Finally, after a visit, Judy agreed. It was the start of a 25-year career that took her to staff development, staff benefits, the Iowa Memorial Union and the hospital school, now known as the center for disabilities and development. It certainly toughened her up for life as she worked with a sometimes crass public that needed an education.

Why, the questions Judy heard:

“What’s wrong with you?”

“Do they have all you patients working here?”

“It’s nice that the university hires people like you.”

She shakes her head.

“They were always shocked that I was married, that I had kids,” she says. “It’s never dull. Working with the public is a real eye-opener.

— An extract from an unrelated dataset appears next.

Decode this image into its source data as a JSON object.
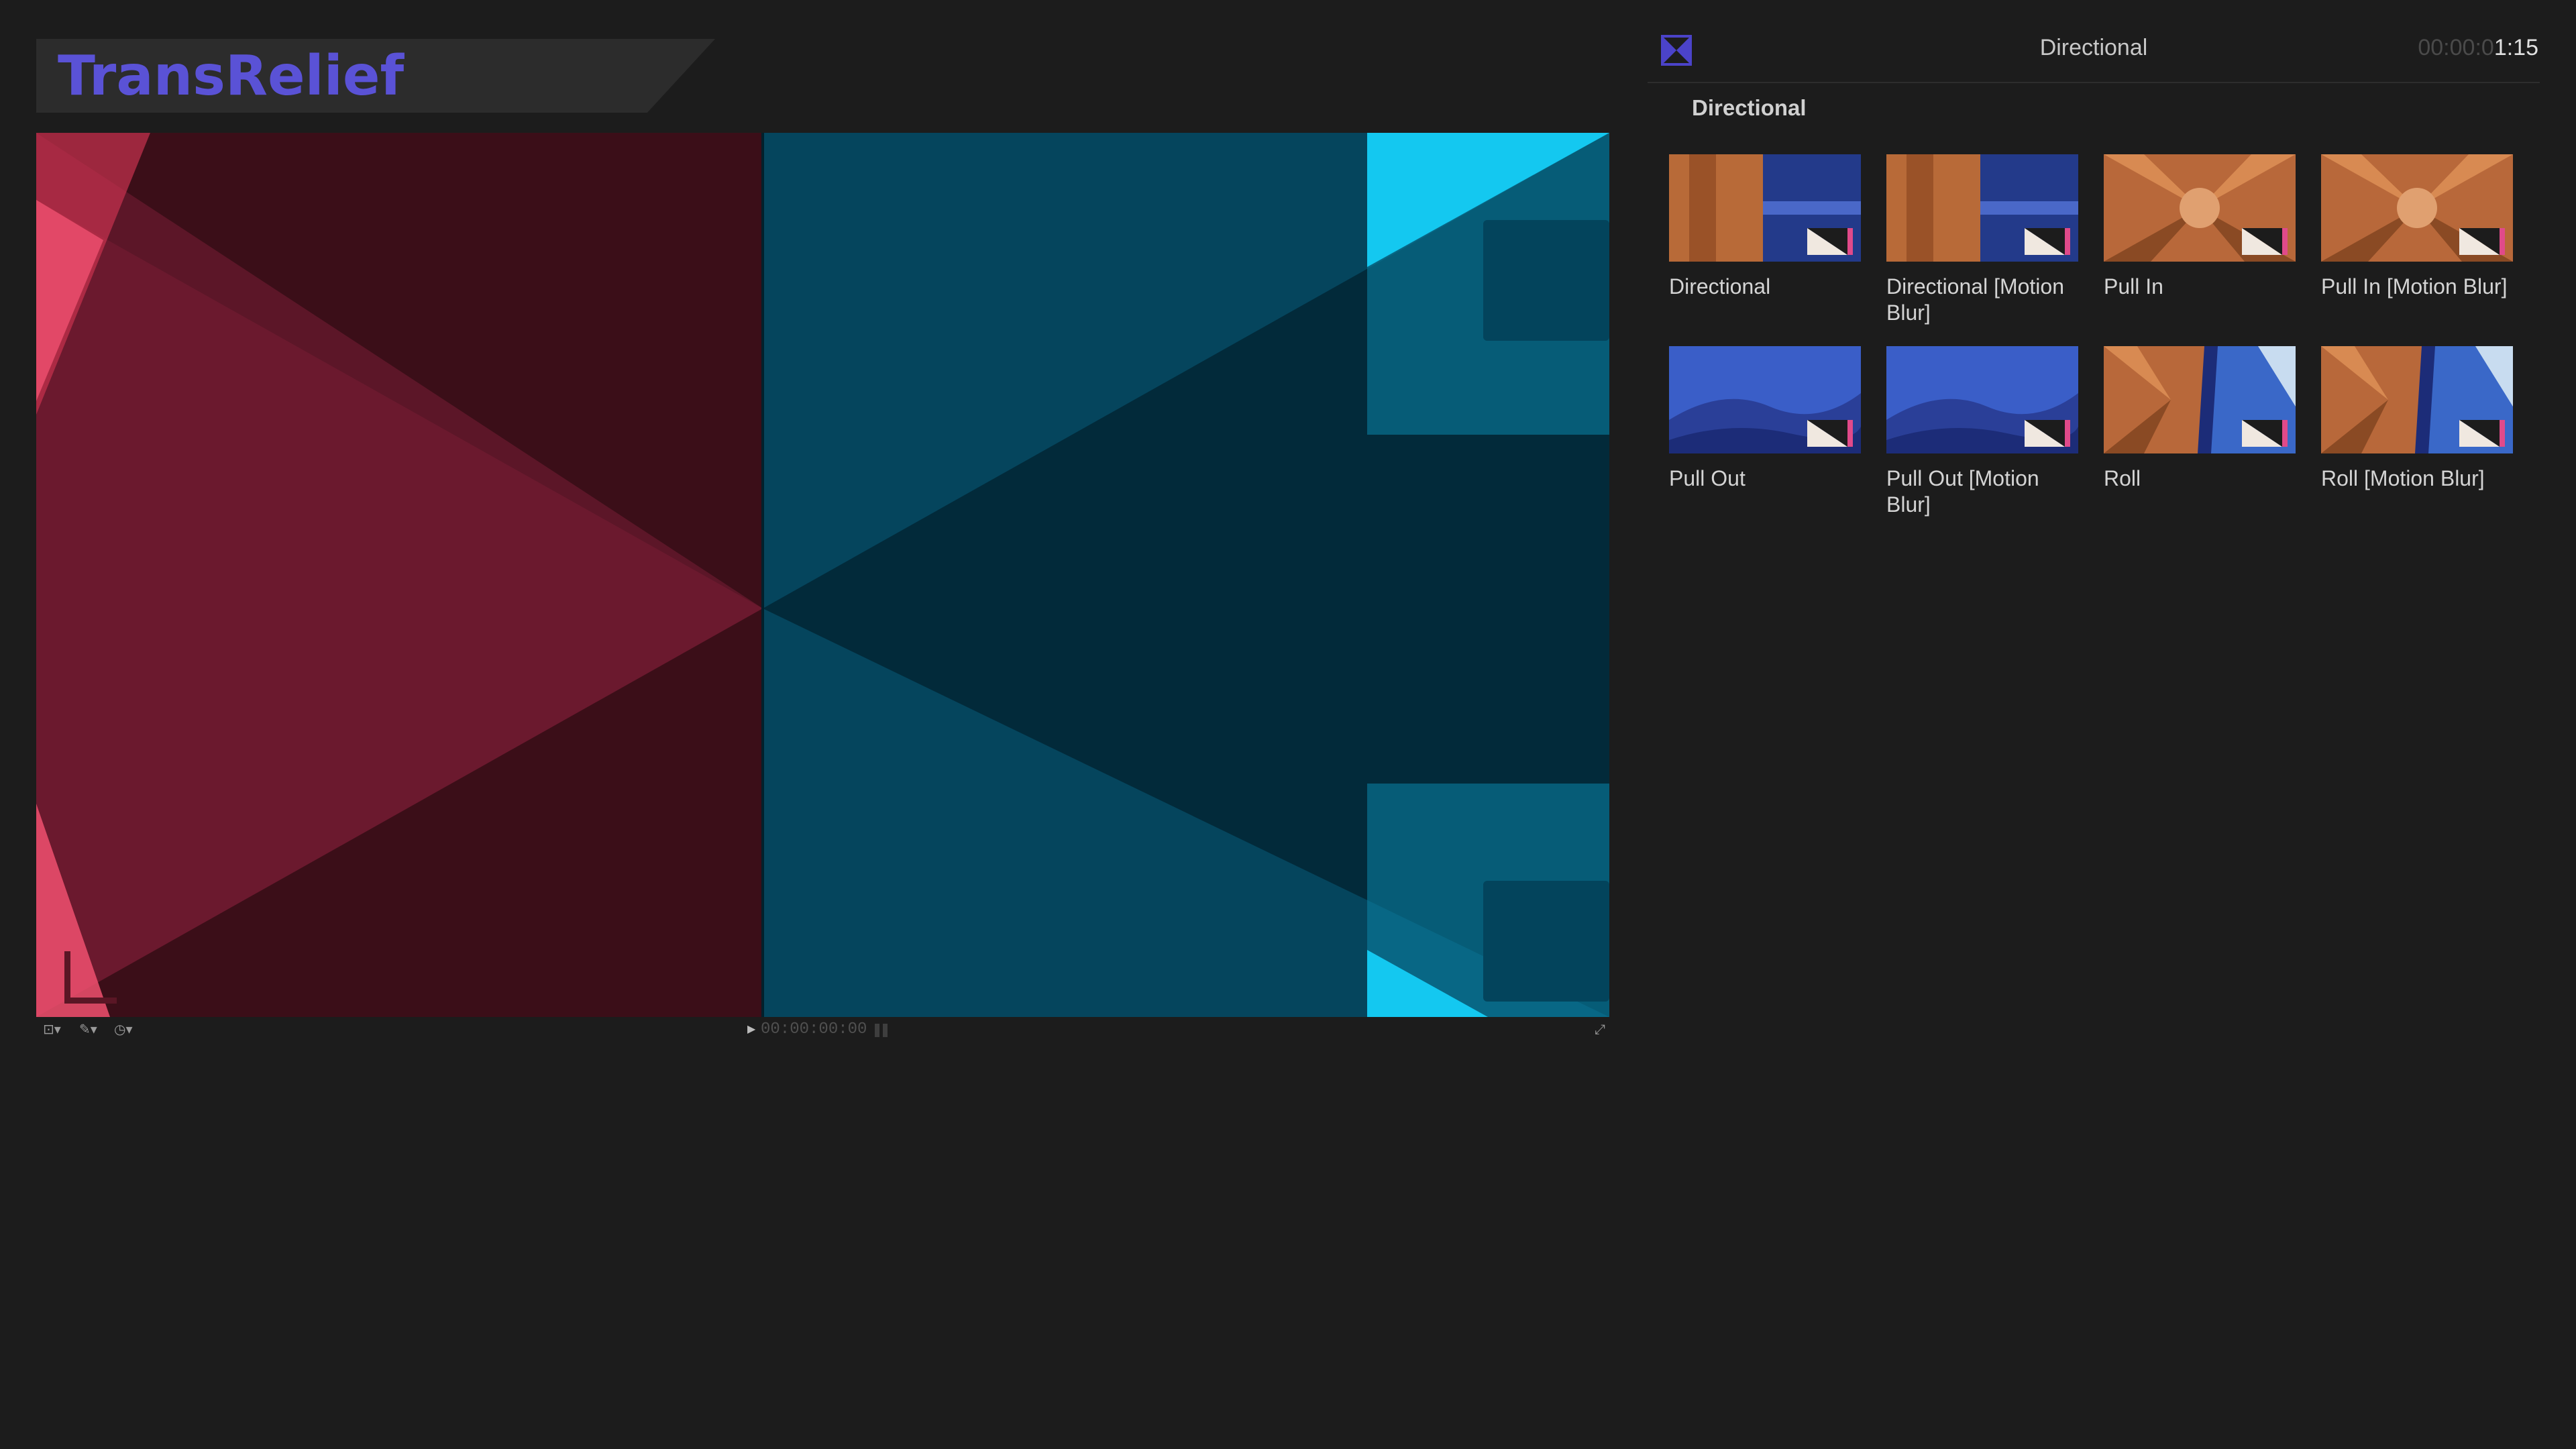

“Working,” she adds, “is probably the best thing I could have done.”

As Judy Herron, born in Coon Rapids, grew up in Guthrie Center, her mother preferred she stay home. Her father encouraged a career.

Three days after her fourth birthday, in 1949, a high fever and paralysis indicated Judy had polio. Her brother, Jerry, four years older, had it, too. But his immune system was strong enough to fight back, leaving him with a limp.

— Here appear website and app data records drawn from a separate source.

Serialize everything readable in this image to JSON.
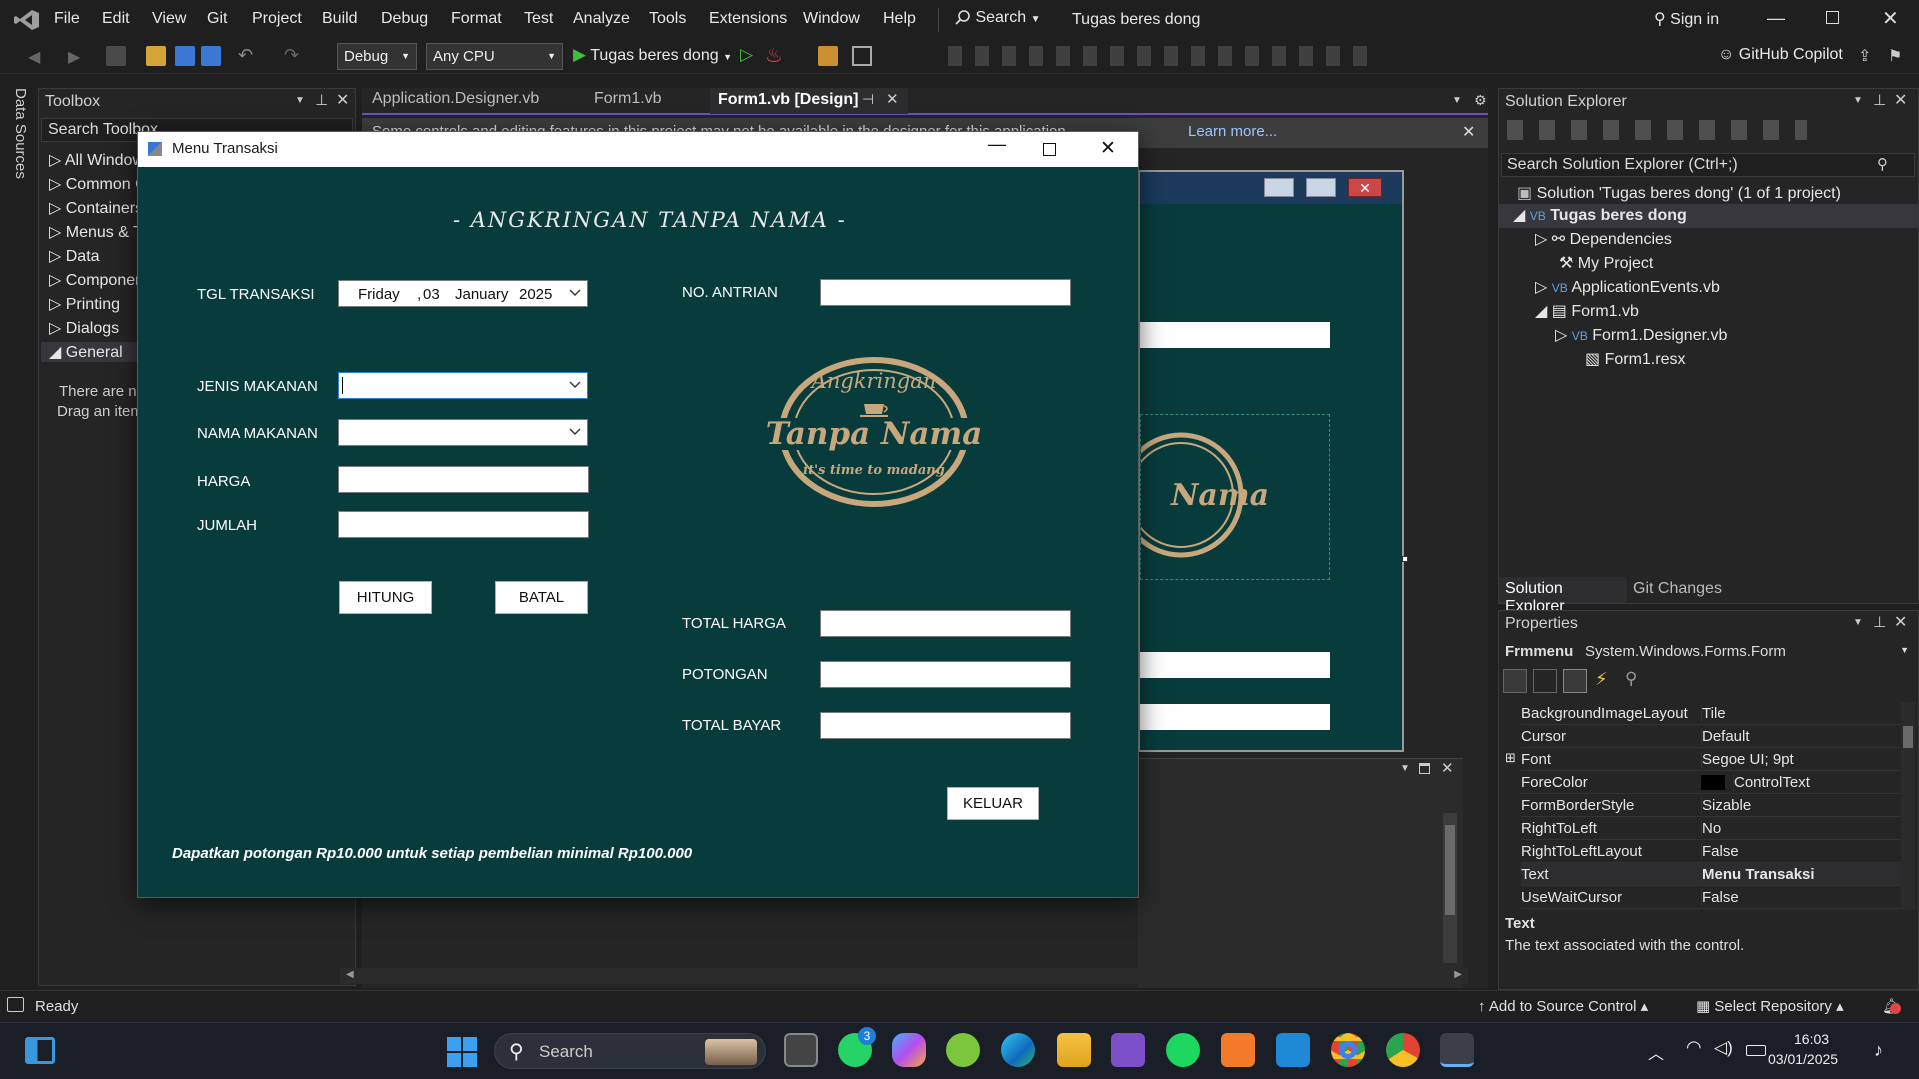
{
  "menubar": {
    "items": [
      "File",
      "Edit",
      "View",
      "Git",
      "Project",
      "Build",
      "Debug",
      "Format",
      "Test",
      "Analyze",
      "Tools",
      "Extensions",
      "Window",
      "Help"
    ],
    "search": "Search",
    "solution_title": "Tugas beres dong",
    "sign_in": "Sign in"
  },
  "toolbar": {
    "config": "Debug",
    "platform": "Any CPU",
    "run_target": "Tugas beres dong",
    "copilot": "GitHub Copilot"
  },
  "side_strip": {
    "label": "Data Sources"
  },
  "toolbox": {
    "title": "Toolbox",
    "search_placeholder": "Search Toolbox",
    "items": [
      "All Windows Forms",
      "Common Controls",
      "Containers",
      "Menus & Toolbars",
      "Data",
      "Components",
      "Printing",
      "Dialogs",
      "General"
    ],
    "empty_line1": "There are no usable controls in this group.",
    "empty_line2": "Drag an item onto this text to add it to the toolbox."
  },
  "editor": {
    "tabs": [
      "Application.Designer.vb",
      "Form1.vb",
      "Form1.vb [Design]"
    ],
    "info_bar_text": "Some controls and editing features in this project may not be available in the designer for this application.",
    "info_bar_link": "Learn more..."
  },
  "form": {
    "title": "Menu Transaksi",
    "heading": "- ANGKRINGAN TANPA NAMA -",
    "labels": {
      "tgl": "TGL TRANSAKSI",
      "antrian": "NO. ANTRIAN",
      "jenis": "JENIS MAKANAN",
      "nama": "NAMA MAKANAN",
      "harga": "HARGA",
      "jumlah": "JUMLAH",
      "total_harga": "TOTAL HARGA",
      "potongan": "POTONGAN",
      "total_bayar": "TOTAL BAYAR"
    },
    "date": {
      "day": "Friday",
      "sep": ",",
      "date": "03",
      "month": "January",
      "year": "2025"
    },
    "buttons": {
      "hitung": "HITUNG",
      "batal": "BATAL",
      "keluar": "KELUAR"
    },
    "logo": {
      "top": "Angkringan",
      "middle": "Tanpa Nama",
      "bottom": "it's time to madang"
    },
    "footer": "Dapatkan potongan Rp10.000 untuk setiap pembelian minimal Rp100.000"
  },
  "solution_explorer": {
    "title": "Solution Explorer",
    "search_placeholder": "Search Solution Explorer (Ctrl+;)",
    "tree": [
      "Solution 'Tugas beres dong' (1 of 1 project)",
      "Tugas beres dong",
      "Dependencies",
      "My Project",
      "ApplicationEvents.vb",
      "Form1.vb",
      "Form1.Designer.vb",
      "Form1.resx"
    ],
    "bottom_tabs": [
      "Solution Explorer",
      "Git Changes"
    ]
  },
  "properties": {
    "title": "Properties",
    "object_name": "Frmmenu",
    "object_type": "System.Windows.Forms.Form",
    "rows": [
      {
        "name": "BackgroundImageLayout",
        "value": "Tile"
      },
      {
        "name": "Cursor",
        "value": "Default"
      },
      {
        "name": "Font",
        "value": "Segoe UI; 9pt"
      },
      {
        "name": "ForeColor",
        "value": "ControlText"
      },
      {
        "name": "FormBorderStyle",
        "value": "Sizable"
      },
      {
        "name": "RightToLeft",
        "value": "No"
      },
      {
        "name": "RightToLeftLayout",
        "value": "False"
      },
      {
        "name": "Text",
        "value": "Menu Transaksi"
      },
      {
        "name": "UseWaitCursor",
        "value": "False"
      }
    ],
    "desc_title": "Text",
    "desc_body": "The text associated with the control."
  },
  "statusbar": {
    "status": "Ready",
    "source_control": "Add to Source Control",
    "repository": "Select Repository"
  },
  "taskbar": {
    "search": "Search",
    "time": "16:03",
    "date": "03/01/2025",
    "badge": "3"
  },
  "colors": {
    "form_bg": "#083c3c",
    "vs_bg": "#1f1f1f",
    "accent": "#6c4fc8",
    "logo_gold": "#c9a77c"
  }
}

Judy would spend a year in a Des Moines hospital, travel to FDR’s treatment center in Warm Springs, Georgia, until she was 13, undergo numerous surgeries. Today, she wears a back brace and heavy metal braces on both legs. It takes her 10 minutes to remove them for bed each night.

“If I had anything,” Judy says, “I wish I had more arms.”

She doesn’t mean three or four arms; she means stronger arms to lift herself out of her wheelchair.

Judy gets along fine on her own, with visits from sons Darin and Daril who live in Iowa City. She’s to receive a new electric wheelchair to replaced the first powered one she reluctantly got in 2003.

“You feel like you’re giving up your independence,” Judy says. “The truth is, you have more independence with a power wheelchair.”

While Judy has never driven a car, she owns a lift-equipped van for others to drive and rode the Bionic Bus when she worked. She can ride her wheelchair around the neighborhood and to nearby Sycamore Mall in nice weather.

Always one to appreciate independence, Judy invented and patented the Pakkie, a sling used to transfer people with physical disabilities from a wheelchair to a seat, after she experienced the airline’s struggles to do so on a solo trip to South Africa. In 1992 she wrote and published her autobiography — “My World Has Access Now.” She was selected Handicapped Woman of Iowa in 1991 and Ms. Wheelchair Iowa in 1996, a program she now coordinates.

It’s not a beauty pageant, she says, but an opportunity to educate
the public and advocate for women who use wheelchairs. It’s a competition to help women see their potential and to share their accomplishments. It’s a program that continues today because Judy — in a wheelchair for nearly 62 years — exemplifies the charm, wisdom, inventiveness and determination of a woman in control of her own life.

Comments: (319) 398-8323;

Ms. Wheelchair Iowa

Any woman wishing to be considered for the Ms. Wheelchair Iowa competition can contact Judy Hoit in Iowa City at (319) 351-8375. The program is open to women ages 21 to 60 who use a wheelchair for 100 percent of their mobility. The winner, chosen on the basis of accomplishments, self-perception and meeting the challenges of personal growth, will represent Iowa in the national contest in Grand Rapids, Mich., in August. For more information visit The deadline to apply is Friday.